** Opening Extracted material block **
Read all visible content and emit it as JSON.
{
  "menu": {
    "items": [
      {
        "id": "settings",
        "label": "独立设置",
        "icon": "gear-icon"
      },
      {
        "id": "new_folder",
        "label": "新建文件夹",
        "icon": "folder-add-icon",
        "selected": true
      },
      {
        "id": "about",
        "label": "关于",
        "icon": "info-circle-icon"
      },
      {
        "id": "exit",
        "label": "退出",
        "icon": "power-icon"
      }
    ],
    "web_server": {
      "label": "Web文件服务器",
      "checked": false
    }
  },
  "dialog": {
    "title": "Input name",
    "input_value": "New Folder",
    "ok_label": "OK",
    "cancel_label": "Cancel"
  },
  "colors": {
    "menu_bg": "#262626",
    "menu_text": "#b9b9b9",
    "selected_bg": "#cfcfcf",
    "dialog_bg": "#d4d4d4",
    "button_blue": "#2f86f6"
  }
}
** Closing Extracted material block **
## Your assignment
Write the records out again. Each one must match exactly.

## Output for this task
Read all visible content and emit it as JSON.
{
  "menu": {
    "items": [
      {
        "id": "settings",
        "label": "独立设置",
        "icon": "gear-icon"
      },
      {
        "id": "new_folder",
        "label": "新建文件夹",
        "icon": "folder-add-icon",
        "selected": true
      },
      {
        "id": "about",
        "label": "关于",
        "icon": "info-circle-icon"
      },
      {
        "id": "exit",
        "label": "退出",
        "icon": "power-icon"
      }
    ],
    "web_server": {
      "label": "Web文件服务器",
      "checked": false
    }
  },
  "dialog": {
    "title": "Input name",
    "input_value": "New Folder",
    "ok_label": "OK",
    "cancel_label": "Cancel"
  },
  "colors": {
    "menu_bg": "#262626",
    "menu_text": "#b9b9b9",
    "selected_bg": "#cfcfcf",
    "dialog_bg": "#d4d4d4",
    "button_blue": "#2f86f6"
  }
}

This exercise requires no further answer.